* TASK TO CARRY OUT *
Everything in the listing below must be reproduced exactly, apart from its images.

•••••

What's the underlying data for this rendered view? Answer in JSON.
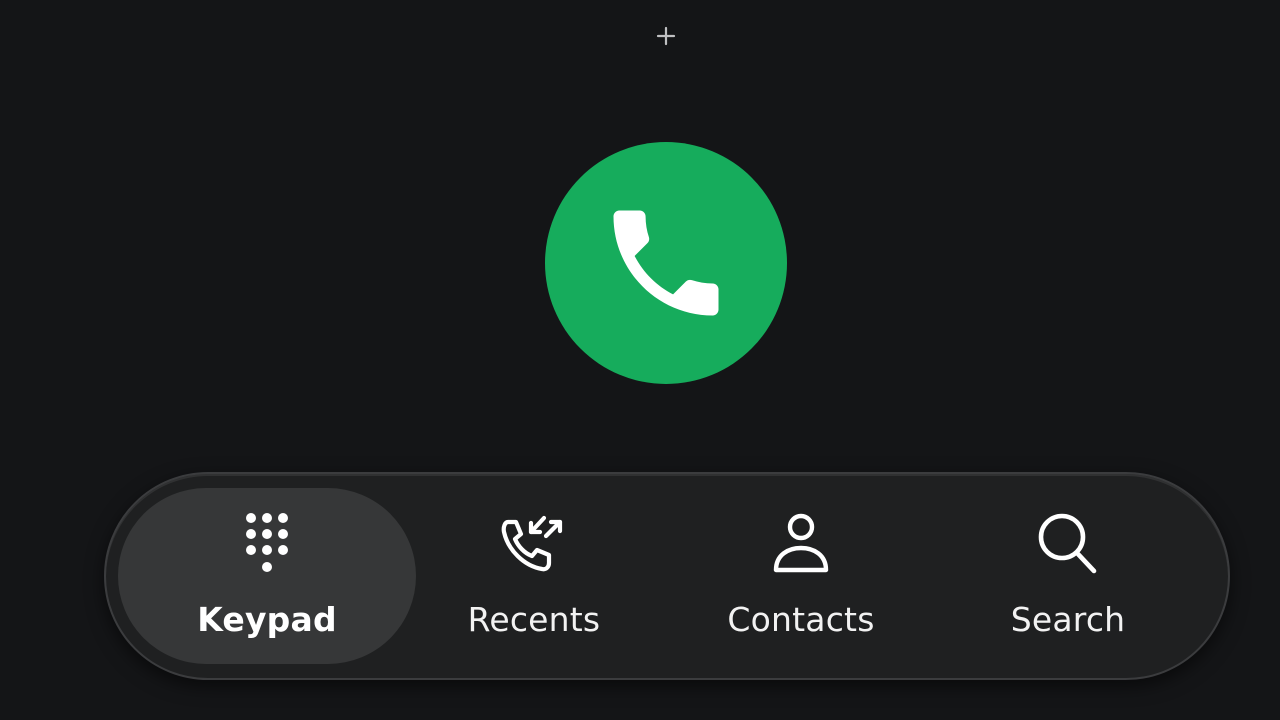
{
  "header": {
    "add_icon": "plus-icon"
  },
  "call": {
    "icon": "phone-icon",
    "color": "#16ac5c"
  },
  "nav": {
    "items": [
      {
        "label": "Keypad",
        "icon": "dialpad-icon",
        "active": true
      },
      {
        "label": "Recents",
        "icon": "recent-calls-icon",
        "active": false
      },
      {
        "label": "Contacts",
        "icon": "person-icon",
        "active": false
      },
      {
        "label": "Search",
        "icon": "search-icon",
        "active": false
      }
    ]
  }
}
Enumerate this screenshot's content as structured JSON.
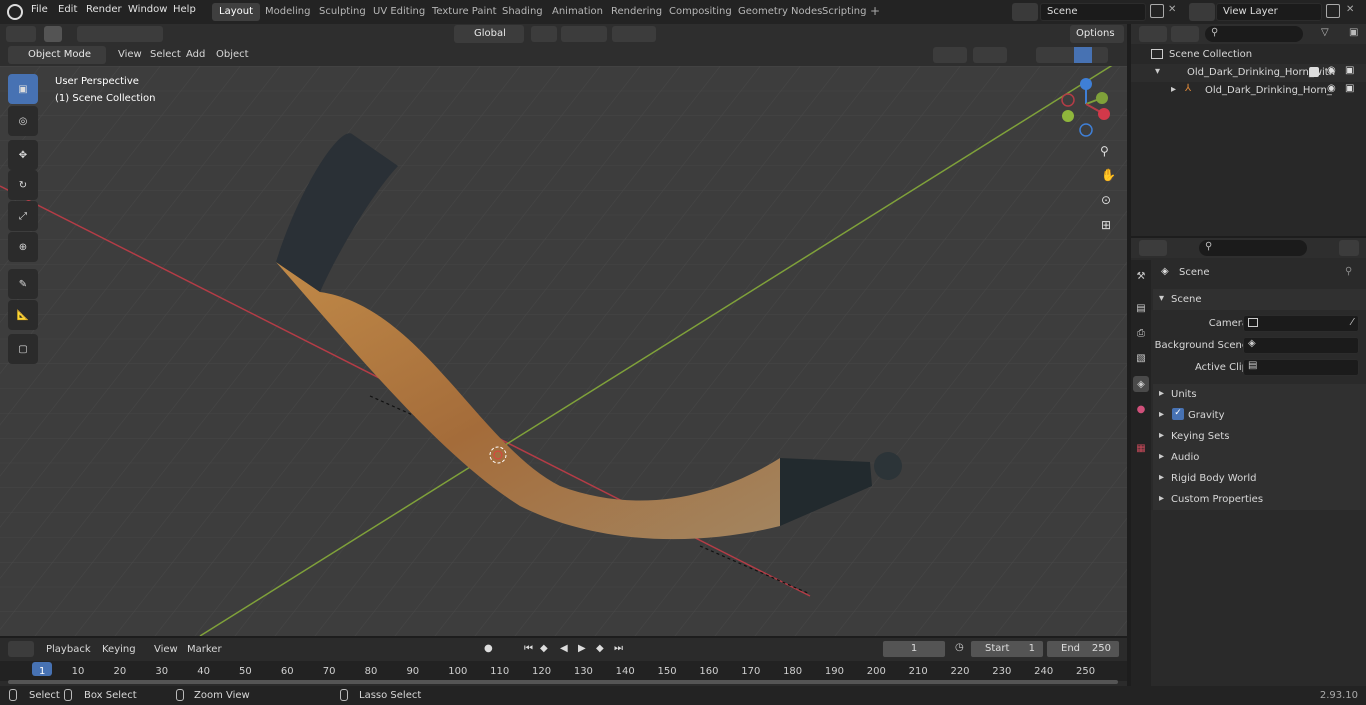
{
  "menu": [
    "File",
    "Edit",
    "Render",
    "Window",
    "Help"
  ],
  "workspaces": [
    "Layout",
    "Modeling",
    "Sculpting",
    "UV Editing",
    "Texture Paint",
    "Shading",
    "Animation",
    "Rendering",
    "Compositing",
    "Geometry Nodes",
    "Scripting"
  ],
  "scene_name": "Scene",
  "view_layer": "View Layer",
  "transform_orientation": "Global",
  "options_label": "Options",
  "mode": "Object Mode",
  "viewport_menu": [
    "View",
    "Select",
    "Add",
    "Object"
  ],
  "viewport_overlay": {
    "line1": "User Perspective",
    "line2": "(1) Scene Collection"
  },
  "outliner": {
    "root": "Scene Collection",
    "item1": "Old_Dark_Drinking_Horn_with",
    "item2": "Old_Dark_Drinking_Horn_"
  },
  "properties": {
    "header": "Scene",
    "section": "Scene",
    "camera_label": "Camera",
    "bg_label": "Background Scene",
    "clip_label": "Active Clip",
    "panels": [
      "Units",
      "Gravity",
      "Keying Sets",
      "Audio",
      "Rigid Body World",
      "Custom Properties"
    ]
  },
  "timeline": {
    "menu": [
      "Playback",
      "Keying",
      "View",
      "Marker"
    ],
    "current_frame": "1",
    "start_label": "Start",
    "start": "1",
    "end_label": "End",
    "end": "250",
    "ticks": [
      "1",
      "10",
      "20",
      "30",
      "40",
      "50",
      "60",
      "70",
      "80",
      "90",
      "100",
      "110",
      "120",
      "130",
      "140",
      "150",
      "160",
      "170",
      "180",
      "190",
      "200",
      "210",
      "220",
      "230",
      "240",
      "250"
    ]
  },
  "status": {
    "select": "Select",
    "box": "Box Select",
    "zoom": "Zoom View",
    "lasso": "Lasso Select",
    "version": "2.93.10"
  },
  "colors": {
    "accent": "#4772b3",
    "x_axis": "#b43c46",
    "y_axis": "#7fa13a",
    "z_axis": "#3f7fd6"
  }
}
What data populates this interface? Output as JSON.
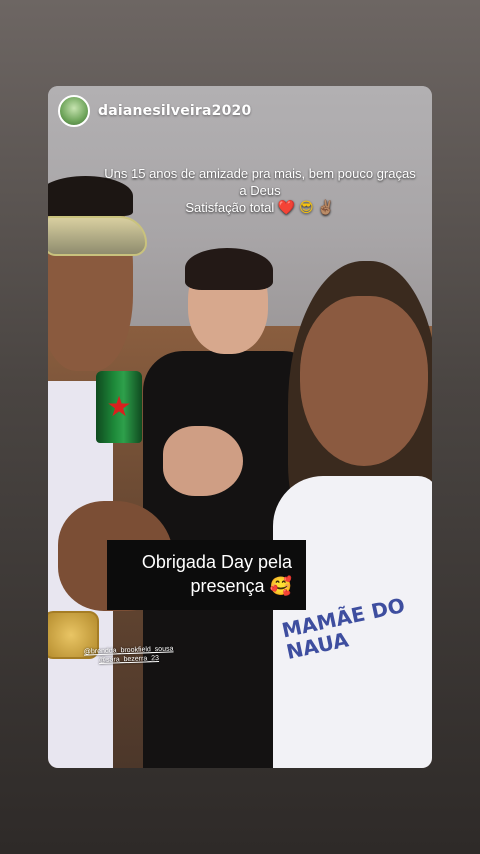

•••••

* EXERCISE SOLUTION *
What's the underlying data for this rendered view? Answer in JSON.
{
  "header": {
    "add_icon": "plus-icon"
  },
  "call": {
    "icon": "phone-icon",
    "color": "#16ac5c"
  },
  "nav": {
    "items": [
      {
        "label": "Keypad",
        "icon": "dialpad-icon",
        "active": true
      },
      {
        "label": "Recents",
        "icon": "recent-calls-icon",
        "active": false
      },
      {
        "label": "Contacts",
        "icon": "person-icon",
        "active": false
      },
      {
        "label": "Search",
        "icon": "search-icon",
        "active": false
      }
    ]
  }
}
Enumerate this screenshot's content as structured JSON.
{
  "menu": [
    "File",
    "Edit",
    "Render",
    "Window",
    "Help"
  ],
  "workspaces": [
    "Layout",
    "Modeling",
    "Sculpting",
    "UV Editing",
    "Texture Paint",
    "Shading",
    "Animation",
    "Rendering",
    "Compositing",
    "Geometry Nodes",
    "Scripting"
  ],
  "scene_name": "Scene",
  "view_layer": "View Layer",
  "transform_orientation": "Global",
  "options_label": "Options",
  "mode": "Object Mode",
  "viewport_menu": [
    "View",
    "Select",
    "Add",
    "Object"
  ],
  "viewport_overlay": {
    "line1": "User Perspective",
    "line2": "(1) Scene Collection"
  },
  "outliner": {
    "root": "Scene Collection",
    "item1": "Old_Dark_Drinking_Horn_with",
    "item2": "Old_Dark_Drinking_Horn_"
  },
  "properties": {
    "header": "Scene",
    "section": "Scene",
    "camera_label": "Camera",
    "bg_label": "Background Scene",
    "clip_label": "Active Clip",
    "panels": [
      "Units",
      "Gravity",
      "Keying Sets",
      "Audio",
      "Rigid Body World",
      "Custom Properties"
    ]
  },
  "timeline": {
    "menu": [
      "Playback",
      "Keying",
      "View",
      "Marker"
    ],
    "current_frame": "1",
    "start_label": "Start",
    "start": "1",
    "end_label": "End",
    "end": "250",
    "ticks": [
      "1",
      "10",
      "20",
      "30",
      "40",
      "50",
      "60",
      "70",
      "80",
      "90",
      "100",
      "110",
      "120",
      "130",
      "140",
      "150",
      "160",
      "170",
      "180",
      "190",
      "200",
      "210",
      "220",
      "230",
      "240",
      "250"
    ]
  },
  "status": {
    "select": "Select",
    "box": "Box Select",
    "zoom": "Zoom View",
    "lasso": "Lasso Select",
    "version": "2.93.10"
  },
  "colors": {
    "accent": "#4772b3",
    "x_axis": "#b43c46",
    "y_axis": "#7fa13a",
    "z_axis": "#3f7fd6"
  }
}
What data populates this interface? Output as JSON.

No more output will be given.